The rise of the composable commerce approach has changed the digital commerce tool landscape. New-generation digital commerce platforms such as Commercetools and Spryker can help adopt the composable approach to digital sales. At the same time, as the landscape evolves, traditional platforms built on the monolithic approach have developed their offering to provide good alternatives to their cloud-native competitors. Continuing our story around composable commerce, in this blog post, we’ll introduce you to the platforms and tools worth keeping on your radar.
Commercetools is a modern MACH approach (Microservices, API First, Cloud-Native, Headless) SaaS platform and an active promoter of the composable commerce philosophy.
Its strengths are in flexibility and pre-built integrations (accelerators) that speed up the heavy effort of initial implementation. Ever since it acquired Frontastic in 2021, commercetools has also been able to offer a very solid frontend as a service (FeaaS).
Extensions for commercetools can be developed in several languages as there are different SDKs available to suit developers’ preferences.
As commercetools truly represents the composable commerce philosophy, it has even stated that its target is to have customers be able to utilise only some parts of its offerings. This naturally means that some of the features like content management and search might be best to get from other providers. For example, several options in MACH Alliance and commercetools Marketplace can be used.
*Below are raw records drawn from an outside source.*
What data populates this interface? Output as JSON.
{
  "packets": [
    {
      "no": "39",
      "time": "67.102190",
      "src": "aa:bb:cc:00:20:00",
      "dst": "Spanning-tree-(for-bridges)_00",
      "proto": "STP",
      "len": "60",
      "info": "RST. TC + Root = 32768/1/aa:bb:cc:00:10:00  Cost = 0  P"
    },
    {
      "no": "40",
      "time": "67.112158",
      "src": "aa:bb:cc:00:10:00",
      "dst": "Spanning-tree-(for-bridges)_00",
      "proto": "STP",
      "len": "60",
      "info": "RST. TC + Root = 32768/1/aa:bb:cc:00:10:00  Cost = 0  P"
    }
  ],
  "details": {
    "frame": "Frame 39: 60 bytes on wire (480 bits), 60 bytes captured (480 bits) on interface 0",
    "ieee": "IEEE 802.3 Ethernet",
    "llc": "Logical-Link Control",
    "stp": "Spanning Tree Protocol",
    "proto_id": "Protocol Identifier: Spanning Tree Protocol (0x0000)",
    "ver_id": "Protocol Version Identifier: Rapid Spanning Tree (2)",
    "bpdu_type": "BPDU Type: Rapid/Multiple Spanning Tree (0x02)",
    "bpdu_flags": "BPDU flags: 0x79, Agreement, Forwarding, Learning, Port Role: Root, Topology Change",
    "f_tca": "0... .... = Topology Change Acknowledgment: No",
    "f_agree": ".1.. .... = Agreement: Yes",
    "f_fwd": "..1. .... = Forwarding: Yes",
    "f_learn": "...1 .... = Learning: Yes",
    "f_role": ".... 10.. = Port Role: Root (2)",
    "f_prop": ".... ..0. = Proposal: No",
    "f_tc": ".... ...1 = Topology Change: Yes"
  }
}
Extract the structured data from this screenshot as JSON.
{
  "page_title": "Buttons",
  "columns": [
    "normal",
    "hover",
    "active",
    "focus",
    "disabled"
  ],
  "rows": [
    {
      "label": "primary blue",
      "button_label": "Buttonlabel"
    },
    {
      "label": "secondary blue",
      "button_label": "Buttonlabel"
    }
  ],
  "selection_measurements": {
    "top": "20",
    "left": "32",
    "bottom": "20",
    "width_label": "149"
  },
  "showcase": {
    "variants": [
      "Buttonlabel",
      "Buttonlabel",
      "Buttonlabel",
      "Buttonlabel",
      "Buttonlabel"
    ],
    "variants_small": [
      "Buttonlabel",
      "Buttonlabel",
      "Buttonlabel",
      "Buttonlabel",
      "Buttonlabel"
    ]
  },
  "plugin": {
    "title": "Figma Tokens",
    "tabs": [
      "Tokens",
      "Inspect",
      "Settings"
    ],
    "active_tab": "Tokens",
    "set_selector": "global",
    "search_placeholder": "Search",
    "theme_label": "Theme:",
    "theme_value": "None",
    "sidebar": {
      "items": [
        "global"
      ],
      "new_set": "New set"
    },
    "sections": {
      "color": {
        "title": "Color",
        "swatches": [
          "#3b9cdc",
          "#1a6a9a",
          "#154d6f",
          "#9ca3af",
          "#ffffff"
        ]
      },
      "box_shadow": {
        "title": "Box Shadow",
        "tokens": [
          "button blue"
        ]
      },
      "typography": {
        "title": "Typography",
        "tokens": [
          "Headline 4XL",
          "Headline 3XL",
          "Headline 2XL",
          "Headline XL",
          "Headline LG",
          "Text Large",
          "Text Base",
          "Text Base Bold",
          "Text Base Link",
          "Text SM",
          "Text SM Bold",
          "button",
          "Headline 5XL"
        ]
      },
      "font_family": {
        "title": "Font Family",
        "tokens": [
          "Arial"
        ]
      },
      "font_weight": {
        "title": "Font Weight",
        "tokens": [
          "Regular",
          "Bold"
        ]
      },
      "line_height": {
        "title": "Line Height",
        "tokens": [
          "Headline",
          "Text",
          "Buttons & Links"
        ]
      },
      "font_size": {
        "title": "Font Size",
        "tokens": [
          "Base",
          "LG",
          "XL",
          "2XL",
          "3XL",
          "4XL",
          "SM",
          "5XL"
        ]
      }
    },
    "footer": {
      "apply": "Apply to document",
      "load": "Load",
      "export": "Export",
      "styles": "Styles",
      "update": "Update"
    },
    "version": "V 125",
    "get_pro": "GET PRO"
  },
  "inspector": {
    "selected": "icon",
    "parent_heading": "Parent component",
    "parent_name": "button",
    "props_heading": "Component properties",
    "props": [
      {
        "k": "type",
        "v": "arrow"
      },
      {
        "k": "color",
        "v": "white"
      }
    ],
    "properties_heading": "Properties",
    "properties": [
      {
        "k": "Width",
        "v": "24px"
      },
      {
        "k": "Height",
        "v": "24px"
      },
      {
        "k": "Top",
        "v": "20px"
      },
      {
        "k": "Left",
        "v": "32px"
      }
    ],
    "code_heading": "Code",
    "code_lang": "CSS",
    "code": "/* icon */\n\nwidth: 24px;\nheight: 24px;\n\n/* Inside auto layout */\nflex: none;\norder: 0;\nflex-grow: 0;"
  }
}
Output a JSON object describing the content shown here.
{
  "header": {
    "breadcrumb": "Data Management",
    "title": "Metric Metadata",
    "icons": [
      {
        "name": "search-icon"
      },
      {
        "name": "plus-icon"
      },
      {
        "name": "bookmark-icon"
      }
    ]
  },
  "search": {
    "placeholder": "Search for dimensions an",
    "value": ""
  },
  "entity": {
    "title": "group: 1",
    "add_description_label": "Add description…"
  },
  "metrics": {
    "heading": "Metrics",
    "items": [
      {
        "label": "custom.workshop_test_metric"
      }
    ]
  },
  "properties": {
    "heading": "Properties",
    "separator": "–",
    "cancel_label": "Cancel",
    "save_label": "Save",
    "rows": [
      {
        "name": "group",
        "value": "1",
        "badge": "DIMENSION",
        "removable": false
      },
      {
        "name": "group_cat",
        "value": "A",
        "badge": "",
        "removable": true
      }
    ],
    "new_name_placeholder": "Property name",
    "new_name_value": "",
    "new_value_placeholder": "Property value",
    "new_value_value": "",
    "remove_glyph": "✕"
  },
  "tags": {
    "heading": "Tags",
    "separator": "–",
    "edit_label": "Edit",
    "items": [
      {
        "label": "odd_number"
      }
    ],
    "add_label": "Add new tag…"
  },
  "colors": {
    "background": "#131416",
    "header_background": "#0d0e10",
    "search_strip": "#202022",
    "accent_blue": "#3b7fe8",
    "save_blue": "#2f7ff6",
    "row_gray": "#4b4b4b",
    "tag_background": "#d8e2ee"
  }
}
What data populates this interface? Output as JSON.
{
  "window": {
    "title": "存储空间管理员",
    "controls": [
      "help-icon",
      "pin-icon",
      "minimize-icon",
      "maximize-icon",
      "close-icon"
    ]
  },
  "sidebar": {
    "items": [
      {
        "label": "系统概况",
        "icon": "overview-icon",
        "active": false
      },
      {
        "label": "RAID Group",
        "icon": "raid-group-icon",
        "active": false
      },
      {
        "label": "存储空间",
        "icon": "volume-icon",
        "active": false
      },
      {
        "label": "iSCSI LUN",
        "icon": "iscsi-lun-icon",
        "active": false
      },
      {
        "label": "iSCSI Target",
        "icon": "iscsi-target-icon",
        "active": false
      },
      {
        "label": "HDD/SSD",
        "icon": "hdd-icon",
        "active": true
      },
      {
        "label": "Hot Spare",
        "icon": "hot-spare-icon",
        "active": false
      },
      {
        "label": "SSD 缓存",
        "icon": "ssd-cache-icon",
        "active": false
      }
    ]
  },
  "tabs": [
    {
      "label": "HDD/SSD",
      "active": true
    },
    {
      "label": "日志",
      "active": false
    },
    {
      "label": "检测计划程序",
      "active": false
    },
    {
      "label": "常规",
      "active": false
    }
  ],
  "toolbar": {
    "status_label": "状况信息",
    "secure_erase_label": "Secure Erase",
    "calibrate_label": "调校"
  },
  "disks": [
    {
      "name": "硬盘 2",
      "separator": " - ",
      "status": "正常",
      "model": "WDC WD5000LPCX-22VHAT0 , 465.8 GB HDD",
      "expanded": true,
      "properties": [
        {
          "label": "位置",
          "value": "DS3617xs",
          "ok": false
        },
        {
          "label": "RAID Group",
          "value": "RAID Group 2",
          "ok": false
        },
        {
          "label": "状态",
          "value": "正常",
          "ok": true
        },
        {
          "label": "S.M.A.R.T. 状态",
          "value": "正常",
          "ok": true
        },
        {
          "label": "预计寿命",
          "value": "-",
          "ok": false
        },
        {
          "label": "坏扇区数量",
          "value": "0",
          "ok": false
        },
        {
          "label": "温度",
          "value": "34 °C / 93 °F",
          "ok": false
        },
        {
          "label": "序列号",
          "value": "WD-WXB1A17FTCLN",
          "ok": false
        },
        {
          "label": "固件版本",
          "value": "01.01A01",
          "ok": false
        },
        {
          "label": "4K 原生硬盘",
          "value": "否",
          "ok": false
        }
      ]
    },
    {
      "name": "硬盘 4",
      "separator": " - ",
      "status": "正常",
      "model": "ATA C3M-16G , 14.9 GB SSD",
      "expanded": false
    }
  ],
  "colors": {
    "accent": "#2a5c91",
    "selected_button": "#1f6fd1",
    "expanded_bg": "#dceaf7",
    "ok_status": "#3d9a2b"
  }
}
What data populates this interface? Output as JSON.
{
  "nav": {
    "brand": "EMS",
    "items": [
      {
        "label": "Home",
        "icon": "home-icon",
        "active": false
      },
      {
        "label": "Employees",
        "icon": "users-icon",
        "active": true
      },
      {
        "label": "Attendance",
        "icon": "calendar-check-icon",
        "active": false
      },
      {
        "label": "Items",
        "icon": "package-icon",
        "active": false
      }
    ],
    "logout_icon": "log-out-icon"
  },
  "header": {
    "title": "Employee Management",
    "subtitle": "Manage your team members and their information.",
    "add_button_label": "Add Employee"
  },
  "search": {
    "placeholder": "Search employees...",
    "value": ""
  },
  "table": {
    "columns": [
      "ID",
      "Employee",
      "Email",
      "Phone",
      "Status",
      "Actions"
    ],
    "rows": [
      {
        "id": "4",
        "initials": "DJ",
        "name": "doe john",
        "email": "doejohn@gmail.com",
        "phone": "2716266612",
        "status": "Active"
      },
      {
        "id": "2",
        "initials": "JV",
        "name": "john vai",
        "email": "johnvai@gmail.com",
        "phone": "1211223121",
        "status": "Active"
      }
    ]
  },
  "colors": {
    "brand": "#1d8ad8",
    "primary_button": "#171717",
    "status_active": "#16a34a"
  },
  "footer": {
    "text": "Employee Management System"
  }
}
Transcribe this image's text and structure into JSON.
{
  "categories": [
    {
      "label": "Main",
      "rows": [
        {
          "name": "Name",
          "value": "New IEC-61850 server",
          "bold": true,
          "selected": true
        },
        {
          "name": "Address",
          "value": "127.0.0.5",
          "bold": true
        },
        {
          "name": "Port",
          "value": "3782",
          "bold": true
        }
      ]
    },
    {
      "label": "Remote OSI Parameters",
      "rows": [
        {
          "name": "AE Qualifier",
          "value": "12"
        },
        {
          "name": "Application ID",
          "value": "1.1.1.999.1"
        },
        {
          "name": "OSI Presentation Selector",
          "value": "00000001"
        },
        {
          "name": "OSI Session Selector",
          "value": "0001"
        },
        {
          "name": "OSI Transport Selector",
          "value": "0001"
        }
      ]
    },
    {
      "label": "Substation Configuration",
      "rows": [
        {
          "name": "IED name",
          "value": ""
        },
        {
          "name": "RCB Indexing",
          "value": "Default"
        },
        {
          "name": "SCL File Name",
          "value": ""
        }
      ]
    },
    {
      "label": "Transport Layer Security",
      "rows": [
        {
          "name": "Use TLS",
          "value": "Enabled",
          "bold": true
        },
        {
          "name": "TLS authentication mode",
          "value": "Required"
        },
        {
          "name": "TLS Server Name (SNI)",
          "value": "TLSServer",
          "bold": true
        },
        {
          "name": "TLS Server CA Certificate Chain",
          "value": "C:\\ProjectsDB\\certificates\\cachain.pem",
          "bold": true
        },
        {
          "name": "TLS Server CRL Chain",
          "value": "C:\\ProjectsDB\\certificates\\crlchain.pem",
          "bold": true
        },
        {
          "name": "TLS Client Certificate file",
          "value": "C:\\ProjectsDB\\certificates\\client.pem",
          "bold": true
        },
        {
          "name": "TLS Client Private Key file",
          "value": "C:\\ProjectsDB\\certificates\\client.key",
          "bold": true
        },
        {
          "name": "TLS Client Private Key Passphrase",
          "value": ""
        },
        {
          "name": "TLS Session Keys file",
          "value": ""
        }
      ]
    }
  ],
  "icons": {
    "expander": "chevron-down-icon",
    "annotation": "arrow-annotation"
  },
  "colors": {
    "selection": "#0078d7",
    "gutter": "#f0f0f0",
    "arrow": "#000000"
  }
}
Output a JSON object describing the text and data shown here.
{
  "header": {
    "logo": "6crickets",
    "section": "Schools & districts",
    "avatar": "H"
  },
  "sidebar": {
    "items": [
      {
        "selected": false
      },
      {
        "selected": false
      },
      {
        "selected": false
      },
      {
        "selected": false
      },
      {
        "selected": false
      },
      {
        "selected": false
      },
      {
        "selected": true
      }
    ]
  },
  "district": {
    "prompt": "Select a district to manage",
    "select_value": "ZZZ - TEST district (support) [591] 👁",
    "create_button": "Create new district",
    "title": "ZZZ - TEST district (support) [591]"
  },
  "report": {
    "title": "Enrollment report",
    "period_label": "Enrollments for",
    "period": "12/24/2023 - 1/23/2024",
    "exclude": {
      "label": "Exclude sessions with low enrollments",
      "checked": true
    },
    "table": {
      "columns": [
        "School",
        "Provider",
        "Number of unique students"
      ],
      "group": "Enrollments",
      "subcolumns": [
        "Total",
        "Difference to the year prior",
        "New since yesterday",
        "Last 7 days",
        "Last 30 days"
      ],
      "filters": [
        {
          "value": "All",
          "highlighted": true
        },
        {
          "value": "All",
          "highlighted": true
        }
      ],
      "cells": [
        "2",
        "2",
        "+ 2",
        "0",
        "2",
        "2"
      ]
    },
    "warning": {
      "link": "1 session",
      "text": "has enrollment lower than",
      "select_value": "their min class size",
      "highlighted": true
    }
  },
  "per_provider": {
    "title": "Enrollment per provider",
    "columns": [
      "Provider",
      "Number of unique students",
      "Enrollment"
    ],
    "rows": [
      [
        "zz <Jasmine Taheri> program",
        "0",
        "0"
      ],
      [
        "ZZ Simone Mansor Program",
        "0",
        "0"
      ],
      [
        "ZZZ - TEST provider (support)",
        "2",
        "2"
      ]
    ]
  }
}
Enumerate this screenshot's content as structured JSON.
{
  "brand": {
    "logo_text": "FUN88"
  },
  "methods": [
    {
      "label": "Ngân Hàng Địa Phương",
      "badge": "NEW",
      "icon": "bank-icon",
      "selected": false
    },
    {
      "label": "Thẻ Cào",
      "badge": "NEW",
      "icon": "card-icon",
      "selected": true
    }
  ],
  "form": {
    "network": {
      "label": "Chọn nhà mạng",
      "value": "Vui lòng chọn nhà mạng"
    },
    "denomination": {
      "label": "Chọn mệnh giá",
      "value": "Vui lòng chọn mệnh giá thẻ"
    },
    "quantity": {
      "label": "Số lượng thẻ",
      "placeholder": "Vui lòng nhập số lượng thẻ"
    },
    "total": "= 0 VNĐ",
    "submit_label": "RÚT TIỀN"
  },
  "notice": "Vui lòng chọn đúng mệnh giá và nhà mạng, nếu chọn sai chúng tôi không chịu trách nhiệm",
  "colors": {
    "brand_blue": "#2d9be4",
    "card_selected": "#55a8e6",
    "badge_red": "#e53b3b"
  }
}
Being more geared towards serving B2C customers, commercetool’s B2B functionalities still lack maturity compared to some other alternatives. There are several B2B implementations with Commercetools, though, and they are bringing in new APIs for B2B features.
Spryker Cloud Commerce is a modular, cloud-native platform made for composable commerce. Spryker might be considered a newcomer in the field, but since its founding in 2014, it has grown rapidly.
Its strengths are its extensibility and mature B2B features, making it a good choice for complex B2B businesses.
In fact, Spryker’s first customer was a B2B Marketplace, and B2B functionalities have been one of its strong suits ever since. Spryker is equipped to handle, for instance, company accounts, approval limits, punchouts and RFQ processes — functionalities that often need to be separately implemented or purchased were you to use another product. Spryker also excels in its robust and customisable order management system.
Spryker is hosted in multi-tenant SaaS, but separate modules can be provided in a single-tenant PaaS environment for better customisation possibilities, meaning that you don’t need to find hosting for your customisations.
As Spryker is still quite young, the documentation or developer community is not yet as established as they are for Commercetools, let alone for Adobe Commerce, where many questions can be answered with a simple Google search. This also means that it does not have as many third-party connectors or modules available as some competitors, but it does have some pre-built connectors for, for example, PIM systems.
You might wonder how traditional ecommerce platforms like Adobe Commerce (Magento) and Shopify are positioned in the composable commerce field.
In general, both of these have been built on the monolithic approach and, for the most part, serve their purpose well. However, as the industry is moving towards composable, the traditional platforms are also beginning to restructure their architecture. Both Shopify and Adobe Commerce have, for example, been offering headless possibilities for some time.
To take things in a more composable direction, Adobe has already provided live search and product recommendations as SaaS services and has recently added a catalogue service to the list. According to Adobe, this approach provides significant performance improvements. We suspect that there will be more services like this coming up in the future, perhaps gradually replacing its monolithic core.
Shopify has recently launched its Commerce Components approach to promote composability. As it’s fresh from the oven, it remains to be seen how scaleable and decoupled their new take on the architecture is.
In general, we believe that there is no one-size-fits-all solution, and there are many paths towards composable architecture. Traditional solutions, as well as more modern ones, can also be used together with select third-party solutions for the most crucial areas of your digital commerce.
Most often, going composable using traditional ecommerce suites means that the platform itself is kept as close to vanilla as possible. This makes it easier to maintain and update. Combining the vanilla commerce engine with best-of-breed third-party or tailor-made solutions can offer you the benefits you’re looking for.
Digital experience composition tools
Taking a fully composable approach places a lot of requirements on architecture and its governance. With multiple different services, integrations and a lot of data, it’s crucial to consider data governance, GDPR, security and license cost management -while simultaneously avoiding breaks and spaghetti architecture.
To help manage all this, Digital Experience Composition (DXC) tools can act as a wrapper or a puzzle frame for all composable components. Tools such as Uniform, or MACH Composer have pre-built integrations to different kinds of SaaS services to speed up getting started.
Focus on your vision, not the tool
As we always say, there is no one-size-fits-all solution for commerce architecture. Each solution mentioned has its unique advantages, but as the field is rapidly developing, the solutions change, and new ones emerge quite quickly. Finding or building the right set of solutions for your company always begins with understanding your data structures, key processes and use cases, as well as your vision for the future. It’s our privilege at Columbia Road to support you in reaching your business objectives at all stages of the journey.